This concert film captures When the Cat's Away during their first tour. Director Alan Thurston captures the high energy performance and pure joie de vivre of the five women vocalists, showing why the group became a Kiwi favourite. A set focusing on New Zealand songs, international hits of the period and soul classics proved irresistible on the pub circuit. The group would go on to score hit records and bigger shows (playing to 80,000 the following summer). But this was the moment they arrived. The film won best documentary at the 1988 Film and Television Awards.
This 1998 TV series marked the screen debut of Kiwi chef Jo Seagar. Seagar had attracted notice with her bestselling 1997 recipe book You Shouldn't Have Gone To So Much Trouble, Darling. The goal of the first episode of the 13-part series is to “take the angst out of entertaining”. Some of Seagar’s “short cuts and clever little tricks and tips” include doubling up on pastry trays, and being stingy with the caviar (“if you use a whole lot they don’t think it’s real”). She also applies her nursing training to bandaging chicken breasts.
In 1986 Footrot Flats: The Dog's (Tail) Tale and its theme song ‘Slice of Heaven’ were huge hits in New Zealand and Australia. The adaptation of Murray Ball's beloved Footrot Flats comic strip marked Aotearoa's first animated feature. There were a lot of big questions to answer: Will Wal become an All Black? Will Cooch recover his stolen stag? Will the Dog win your hearts and funny bones? Punters answered at the box office. This John Toon-shot trailer doubled as a promo for the Dave Dobbyn-Herbs song, and smartly leveraged both. Tony Hiles writes about the film's making here.
The 1986 adaptation of Murray Ball's beloved Footrot Flats comic strip was a huge hit in Aotearoa and Australia. Born from a John Barnett idea, the movie’s trailer doubled as a promo for the Dave Dobbyn-Herbs theme song: one leveraged the other. Directed by cinematographer John Toon (Rain) while the song was being recorded at Wellington's Marmalade Studios, this screened before Crocodile Dundee in Australian cinemas. The single spent four weeks atop the Aussie charts. Back home ‘Slice of Heaven’ was 1986 Song of the Year, and reached unofficial National Anthem status.
Bruno Barrett-Garnier calls his company soundnut for good reason. Barrett-Garnier began playing around with audio equipment as a child, and has gone on to work on sound for movies, TV shows, shorts and commercials. The sometime screen composer was one of the key soundies over four seasons of Spartacus; his CV also includes Fish Skin Suit, Giselle and Edmund Hillary movie Beyond the Edge.

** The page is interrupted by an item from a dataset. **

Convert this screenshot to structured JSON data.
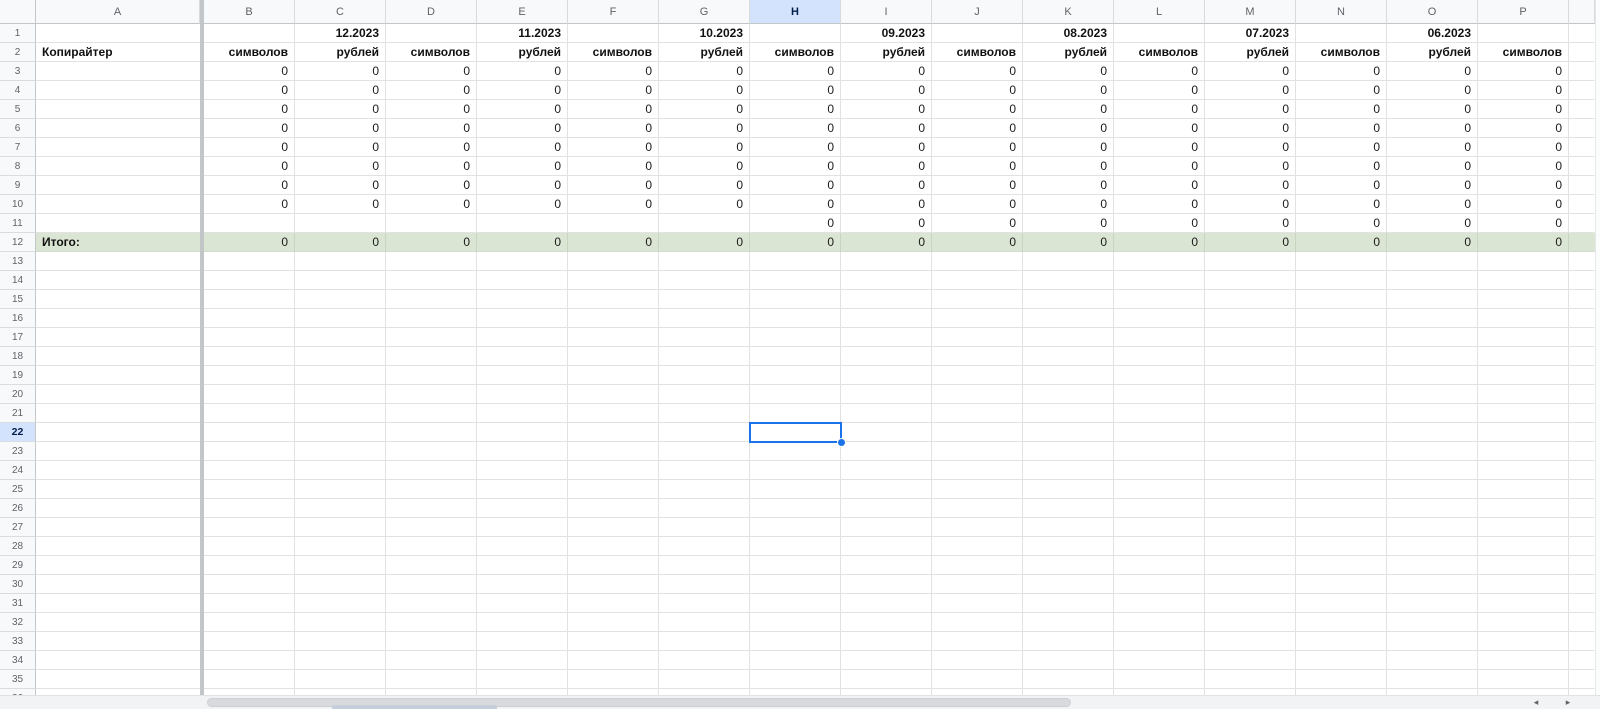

Grant Lahood made his name with a trio of short films featuring speedy snails, troublesome mice and squabbling animal activists. After taking The Singing Trophy and Lemming Aid to success at the Cannes Film Festival, Lahood has gone on to direct documentaries, commercials and two feature films — one of which (Kombi Nation) features an all human cast.
Trained at Ilam School of Fine Arts, John McDonald cut his teeth directing at TVNZ in the 80s before producing sport for Sky TV. An OE producing at MTV Asia was followed by roles for Screentime. Since joining Mediaworks (TV3) in 2000, he has led an award-winning run of live coverage (Fight for Life, Rugby World Cup, the NZ Music Awards) and comedy. He is Head of In-House Production at Mediaworks.